"The world economy depends on the free flow of commerce, and it is incumbent on all nations to protect and preserve this linchpin of global prosperity."
UK defence officials have previously confirmed that the Montrose had been deployed to the region to perform a "maritime security role."
A spokesman for Theresa May said the Prime Minister is "concerned" about the incident in the Gulf and called for a "deescalation."
The British Heritage ship – operated by BP – earlier made an “abrupt” u-turn and returned to the safety of Saudi Arabia’s coastline on Sunday.
It had been heading to Iraq’s Basrah terminal when satellite trackers showed it changing course.
Tensions continue to rise between Iran and the West after the Islamic Republic last week announced it was upping its uranium enrichment programme.
Tehran plans to increase its production beyond the limits imposed by the 2015 Iran Nuclear Deal – which the US walked away from earlier this year.
US President Donald Trump said the deal had been too soft – but it was still supported by other western backers including the UK.
MOST READ IN WORLD NEWS
ALL PRESIDENT AND CORRECT Democrat Joe Biden, 76, is running for President in 2020
HARRIS TO RUN Who is Kamala Harris?
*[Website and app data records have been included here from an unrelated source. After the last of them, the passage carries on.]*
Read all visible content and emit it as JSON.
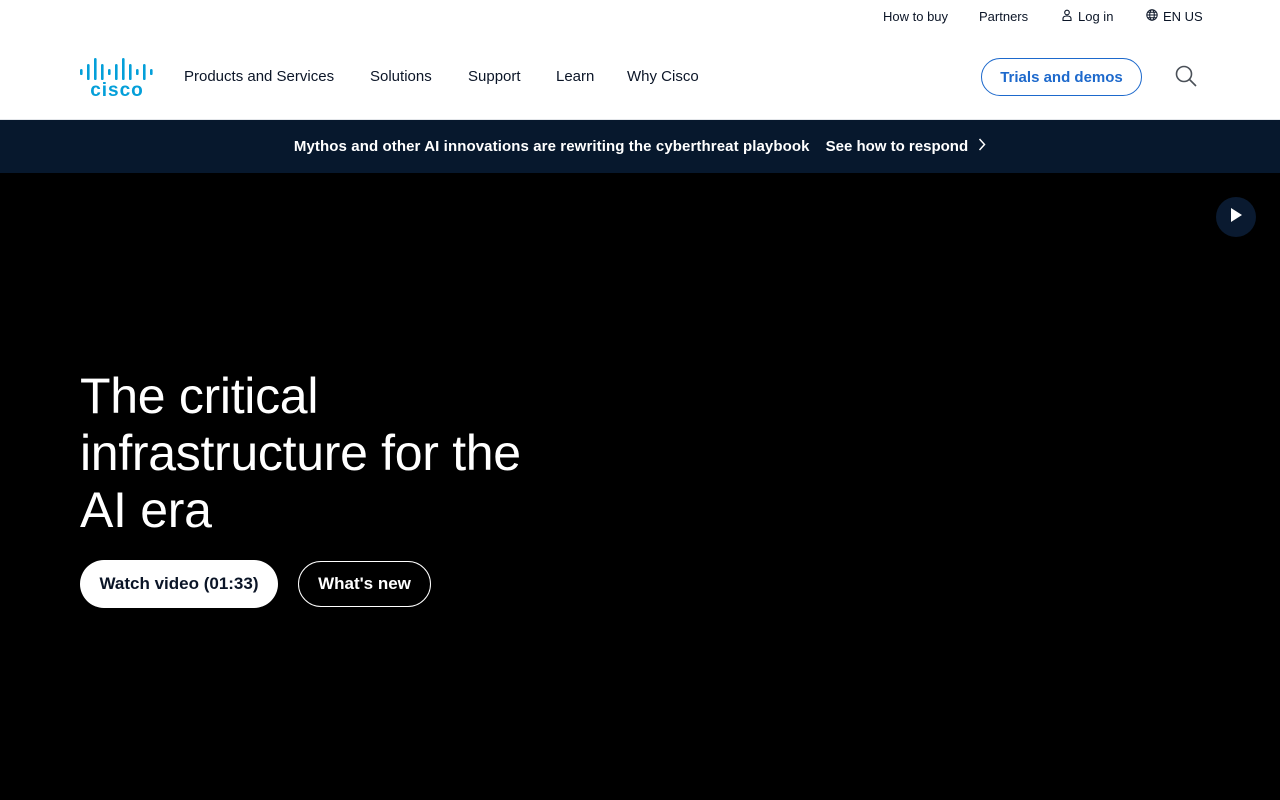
{
  "utility": {
    "how_to_buy": "How to buy",
    "partners": "Partners",
    "log_in": "Log in",
    "locale": "EN US"
  },
  "nav": {
    "logo_text": "cisco",
    "items": [
      "Products and Services",
      "Solutions",
      "Support",
      "Learn",
      "Why Cisco"
    ],
    "cta": "Trials and demos"
  },
  "banner": {
    "text": "Mythos and other AI innovations are rewriting the cyberthreat playbook",
    "link": "See how to respond"
  },
  "hero": {
    "title": "The critical infrastructure for the AI era",
    "primary_button": "Watch video (01:33)",
    "secondary_button": "What's new"
  },
  "colors": {
    "brand": "#049fd9",
    "accent": "#1d69cc",
    "banner_bg": "#07182d",
    "hero_bg": "#000000"
  },
  "icons": [
    "user-icon",
    "globe-icon",
    "search-icon",
    "chevron-right-icon",
    "play-icon"
  ]
}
California senator who is running in the 2020 election
ALL OUT WARR How old is Elizabeth Warren and what did Trump say about her heritage?
Following Iran's announcement, Trump vowed on Wednesday that sanctions on Iran would "soon be increased, substantially!"
Last month, President Trump called off a planned airstrike on Iranian military targets at the last minute in retaliation for the shooting down of an unmanned US drone.
Iran had earlier been blamed for a series of devastating sea mine attacks on US-linked oil tankers in the Strait of Hormuz.
Source: Read Full Article